abc charter

ABC journalists have been warned to make sure “all perspectives are given a fair hearing” when reporting on the same-sex marriage debate.

In an email from news editorial policy manager Mark Maley this morning, staff in the news division were told it was “very important that we are impartial”.

“Please remember that approximately 40% of the population opposes the change and more importantly that the ABC does not have a position on the issue,” Maley wrote.

He said some people would “inevitably be offended” on both sides of the debate. “That cannot be avoided and we should not censor any debate conducted in good faith,” he said.

Sign up for a FREE 21-day trial and get Crikey straight to your inbox

By submitting this form you are agreeing to Crikey's Terms and Conditions.

The email also said staff should be careful with sharing opinions on the issue on social media:

“In this charged environment I would also urge everyone to be circumspect on social media — advocating for one side or the other will make it more difficult for the ABC to be seen as impartial. The more high-profile you are the more important discretion is,” he said.

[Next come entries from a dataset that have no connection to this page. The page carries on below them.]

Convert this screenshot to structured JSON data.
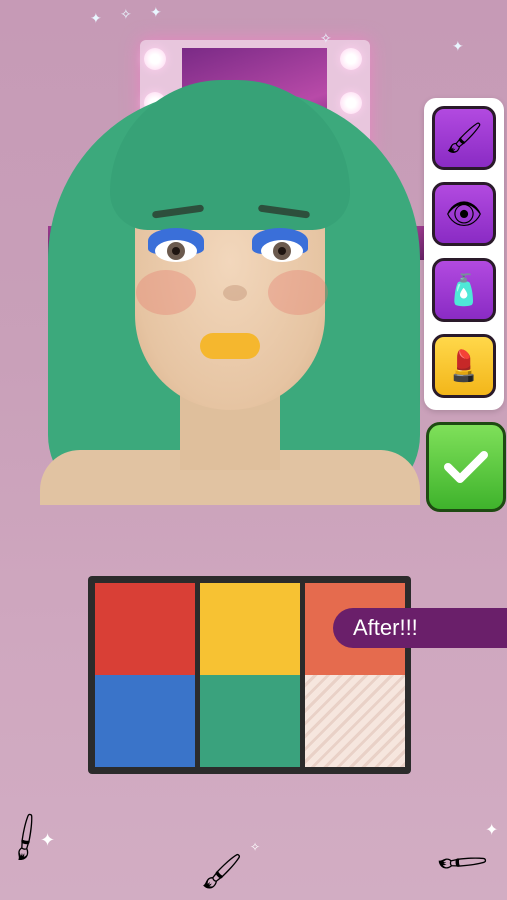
{
  "status_banner": {
    "text": "After!!!"
  },
  "tools": [
    {
      "name": "foundation-brush",
      "icon": "🖌",
      "active": true
    },
    {
      "name": "eyeshadow",
      "icon": "👁",
      "active": false
    },
    {
      "name": "blush-compact",
      "icon": "🧴",
      "active": false
    },
    {
      "name": "lipstick",
      "icon": "💄",
      "active": false
    }
  ],
  "confirm_button": {
    "label": "✓"
  },
  "palette": {
    "colors": [
      "#d93f36",
      "#f7c233",
      "#e56b4e",
      "#3a74c9",
      "#3aa27d",
      "#f3e1d8"
    ]
  },
  "bottom_tools": [
    "hair-dye-brush",
    "makeup-brush",
    "powder-brush"
  ]
}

The ABC said in a statement the email was not prompted by a particular incident or person, but was a regular reminder of the ABC’s editorial policies.

“The ABC will be covering the same sex marriage debate the same way we cover all stories: with accuracy, impartiality and a diversity of perspectives. We are committed to allowing all reasonable voices to have a fair say. If the federal government wants the people of Australia to make a choice, we have a responsibility to allow each respectful point of view to be considered.”

The statement said the social media policy was consistent with other professional and media policies, and “essentially urges staff to be aware of the risks of behaving on social media in ways which might undermine their ABC role”.

Lateline presenter Emma Alberici caused a stir earlier in the week when she interviewed Finance Minister Mathias Cormann, telling him of her daughter’s teenage friend who’d been kicked out of home when he came out as gay to his family.

“Now, whilst you and your colleagues are bickering in your party room, aren’t you concerned about the message you send to young, vulnerable gay and lesbian Australians that they don’t deserve the same treatment as other Australians?” she asked.

Alberici has retweeted a handful of tweets of support for the boy she mentioned in the interview, and from people who shared similar stories.